Reality: Violence and abuse against people incurs high costs for society: hospital treatment, medication, court proceedings, lawyers’ fees, and imprisonment – not to mention the psychological and physical impact on those who experience it. All too often, when people disclose their abuse, no one listens to them, and no one asks them what they would like to happen next. Domestic abuse happens every single day all over the world, and affects people of all ages, classes and backgrounds. It is a serious, widespread crime.


Myth: Domestic abuse isn’t that common.
Reality: On average two women are murdered each week in England and Wales by a current or former partner. Domestic abuse has a higher rate of repeat victimisation than any other crime, and on average, the police receive over 100 emergency calls relating to domestic abuse every hour.


Myth: Domestic abuse is a ‘crime of passion’, a momentary loss of control.
Reality: Domestic abuse is rarely about losing control, but taking control. Abusive men rarely act spontaneously when angry. They consciously choose when to abuse their partner: when they are alone, and when there are no witnesses (if there is a witness, then usually they are a child). He has control over whom he abuses. To find out more about the characteristics of domestic abuse, click here.


Myth: All couples argue – it’s not domestic abuse, it’s just a normal relationship.
Reality: Abuse and disagreement are not the same things. Different opinions are normal and completely acceptable in healthy relationships. Abuse is not a disagreement – it is the use of physical, sexual, emotional or psychological violence or threats in order to govern and control another person’s thinking, opinions, emotions and behaviour. When abuse is involved, there is no discussion between equals. There is fear of saying or doing the ‘wrong’ thing.
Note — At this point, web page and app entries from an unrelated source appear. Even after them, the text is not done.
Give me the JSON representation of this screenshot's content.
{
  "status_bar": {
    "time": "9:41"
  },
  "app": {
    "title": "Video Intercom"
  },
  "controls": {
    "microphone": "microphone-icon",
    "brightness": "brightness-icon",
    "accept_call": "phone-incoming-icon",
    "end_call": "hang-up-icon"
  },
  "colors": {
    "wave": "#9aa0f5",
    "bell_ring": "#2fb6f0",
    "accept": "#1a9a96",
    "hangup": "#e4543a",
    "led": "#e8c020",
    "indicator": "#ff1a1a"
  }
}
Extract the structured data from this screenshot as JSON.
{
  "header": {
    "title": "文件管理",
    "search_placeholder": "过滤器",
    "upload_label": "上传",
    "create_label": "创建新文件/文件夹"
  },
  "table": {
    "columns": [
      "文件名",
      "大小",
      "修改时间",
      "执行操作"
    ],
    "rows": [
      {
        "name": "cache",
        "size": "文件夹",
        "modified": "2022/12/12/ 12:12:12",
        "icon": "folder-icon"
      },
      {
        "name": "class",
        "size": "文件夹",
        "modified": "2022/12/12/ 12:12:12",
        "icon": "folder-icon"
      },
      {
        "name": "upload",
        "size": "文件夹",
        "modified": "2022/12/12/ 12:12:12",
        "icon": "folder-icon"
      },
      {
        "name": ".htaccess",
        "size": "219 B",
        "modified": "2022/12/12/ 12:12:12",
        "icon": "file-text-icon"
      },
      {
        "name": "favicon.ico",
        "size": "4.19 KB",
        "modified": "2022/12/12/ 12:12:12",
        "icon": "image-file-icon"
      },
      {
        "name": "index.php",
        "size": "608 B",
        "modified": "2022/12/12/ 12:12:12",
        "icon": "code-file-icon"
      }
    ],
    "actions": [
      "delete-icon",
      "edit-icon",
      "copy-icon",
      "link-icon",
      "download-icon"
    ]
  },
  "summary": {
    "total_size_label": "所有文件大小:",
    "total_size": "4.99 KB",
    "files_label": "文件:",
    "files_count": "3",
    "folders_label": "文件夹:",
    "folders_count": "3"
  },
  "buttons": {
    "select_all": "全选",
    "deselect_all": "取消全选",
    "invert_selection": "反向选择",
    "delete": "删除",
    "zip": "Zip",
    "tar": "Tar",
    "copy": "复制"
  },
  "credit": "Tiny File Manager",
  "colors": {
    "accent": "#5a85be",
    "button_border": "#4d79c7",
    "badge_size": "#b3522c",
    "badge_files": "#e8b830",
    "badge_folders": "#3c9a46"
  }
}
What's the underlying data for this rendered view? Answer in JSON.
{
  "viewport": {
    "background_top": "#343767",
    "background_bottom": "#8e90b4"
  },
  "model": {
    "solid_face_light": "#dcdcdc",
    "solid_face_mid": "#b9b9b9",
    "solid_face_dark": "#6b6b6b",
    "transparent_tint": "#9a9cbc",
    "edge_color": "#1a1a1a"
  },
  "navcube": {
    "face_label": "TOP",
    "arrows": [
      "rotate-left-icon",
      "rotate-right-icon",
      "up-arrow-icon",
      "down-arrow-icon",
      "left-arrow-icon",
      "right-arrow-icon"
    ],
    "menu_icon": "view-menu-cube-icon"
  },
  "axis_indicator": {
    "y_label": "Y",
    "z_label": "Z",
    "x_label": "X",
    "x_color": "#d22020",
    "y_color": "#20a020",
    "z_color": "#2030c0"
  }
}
Myth: Women are more likely to be attacked by strangers than by those who claim to love them.
Reality: In fact, the opposite is true. Women are far more likely to be assaulted, raped and murdered by men known to them than by strangers. According to Rape Crisis, only around 10% of rapes are committed by men unknown to the victim. Women are far likelier to be attacked by a man they know and trust.